1. Engage with your child in what they are watching and listening. Foster curiosity from a young age by posing the ‘pondering’ questions to your child: “that’s interesting… I wonder why it does that?” “Do you think that is true?” “I wonder if there is another explanation for that?” etc
2.Family meals create a forum where healthy conversation can flourish. Use your (TV free) meal times to let family members share about their day. As children mature, the time can be well spent discussing a topical issue encouraging thoughtful debate and discussion.
3.Screen/filter internet, TV, gaming. We won’t be able to do this forever, but we have a responsibility to protect the developing minds of our young children from influences that will permanently disable their ability to relate to the world in a healthy manner. It is critical that we prevent premature exposure to sexual and violent content when children are still learning how to differentiate between reality and fantasy.
4.Set limits. And stick to them! If not restrained, children will happily spend all day gaming or watching TV. Set simple rules (eg no TV until after dinner and homework) and apply consequences when they are breached.
5.Encourage reading. Not only does reading foster imagination and creativity, it remains a crucial skill for accessing a wide range of perspectives on any given topic. Reading by its nature will foster the critical literacy necessary for our children to develop into thinking, intelligent adults.
6.Be vigilant. Stay informed about current issues that are impacting your children. You won’t be able to engage your teenagers in conversation and debate if you don’t know the significant features in the landscape of their lives.

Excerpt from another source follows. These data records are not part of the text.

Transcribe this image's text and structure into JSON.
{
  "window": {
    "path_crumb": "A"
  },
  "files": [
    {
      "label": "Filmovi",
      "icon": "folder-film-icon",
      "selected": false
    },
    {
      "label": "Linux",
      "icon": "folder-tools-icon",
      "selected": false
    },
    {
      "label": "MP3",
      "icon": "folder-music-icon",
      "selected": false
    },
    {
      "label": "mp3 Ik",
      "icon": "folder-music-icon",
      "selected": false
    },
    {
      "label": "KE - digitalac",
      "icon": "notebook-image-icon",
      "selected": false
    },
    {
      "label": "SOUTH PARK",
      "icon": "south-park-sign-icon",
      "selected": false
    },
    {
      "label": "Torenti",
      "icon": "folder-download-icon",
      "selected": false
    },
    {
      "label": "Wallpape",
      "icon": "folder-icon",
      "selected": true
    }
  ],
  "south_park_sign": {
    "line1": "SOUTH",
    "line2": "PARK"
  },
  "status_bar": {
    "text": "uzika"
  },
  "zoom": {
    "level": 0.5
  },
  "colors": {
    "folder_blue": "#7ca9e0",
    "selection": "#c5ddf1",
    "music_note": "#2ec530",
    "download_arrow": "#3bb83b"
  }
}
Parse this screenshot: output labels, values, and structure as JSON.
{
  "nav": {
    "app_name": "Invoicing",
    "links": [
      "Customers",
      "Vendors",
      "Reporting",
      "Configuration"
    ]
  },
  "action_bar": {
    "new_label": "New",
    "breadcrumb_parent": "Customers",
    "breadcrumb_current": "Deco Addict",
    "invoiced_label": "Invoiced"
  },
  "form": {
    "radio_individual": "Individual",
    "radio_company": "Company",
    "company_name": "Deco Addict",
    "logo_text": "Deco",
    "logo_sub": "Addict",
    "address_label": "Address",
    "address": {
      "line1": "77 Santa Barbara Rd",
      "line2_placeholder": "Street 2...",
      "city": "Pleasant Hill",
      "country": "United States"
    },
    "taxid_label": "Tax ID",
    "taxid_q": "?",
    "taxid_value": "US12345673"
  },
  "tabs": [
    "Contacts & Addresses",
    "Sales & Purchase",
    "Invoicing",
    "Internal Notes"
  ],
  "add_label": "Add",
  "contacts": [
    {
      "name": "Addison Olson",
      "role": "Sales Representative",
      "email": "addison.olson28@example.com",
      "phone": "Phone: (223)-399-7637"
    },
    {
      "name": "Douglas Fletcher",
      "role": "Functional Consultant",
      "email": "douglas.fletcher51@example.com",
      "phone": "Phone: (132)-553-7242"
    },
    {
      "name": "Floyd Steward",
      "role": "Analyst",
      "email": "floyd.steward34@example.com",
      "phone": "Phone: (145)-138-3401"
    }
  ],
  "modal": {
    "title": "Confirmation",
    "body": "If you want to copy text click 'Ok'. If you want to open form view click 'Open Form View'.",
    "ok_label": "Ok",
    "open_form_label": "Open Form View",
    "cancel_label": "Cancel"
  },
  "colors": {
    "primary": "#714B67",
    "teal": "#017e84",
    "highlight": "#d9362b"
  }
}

7.Be the example. Nothing will erode your child’s respect for you faster than hypocrisy. If you want your teenagers to take you seriously, be self disciplined about how much and what digital material you digest.
8.Provide alternative entertainment. Too many people end up watching mind-numbing TV reruns through simple boredom and laziness. Though it takes more effort to organise a family board game or footy match than to flick the switch on the TV, it will pay dividends in the long run.
9.Friends of a feather. Be discerning about your children’s friends. While they will increasingly assert their independence in choosing with whom they associate, you can still be influential well into their late teens. Make an effort to know your teenagers’ friends; encourage them to bring their friends home and engage them all in conversation. Teenagers need a place to meet and socialise. If parents fail to provide safe meeting places, be assured, someone or something else will fill it and it almost certainly won’t be a healthier outcome.
10.Pray! The battle for the minds of our youth is no trivial matter. Prayer is essential in building virtue and character in our children. In the words of St Paul: Be strong in the Lord and in his mighty power. Put on the full armour of God so that you can take your stand against the devil’s schemes. For our struggle is not against flesh and blood, but … against the powers of this dark world. Eph 6:10-12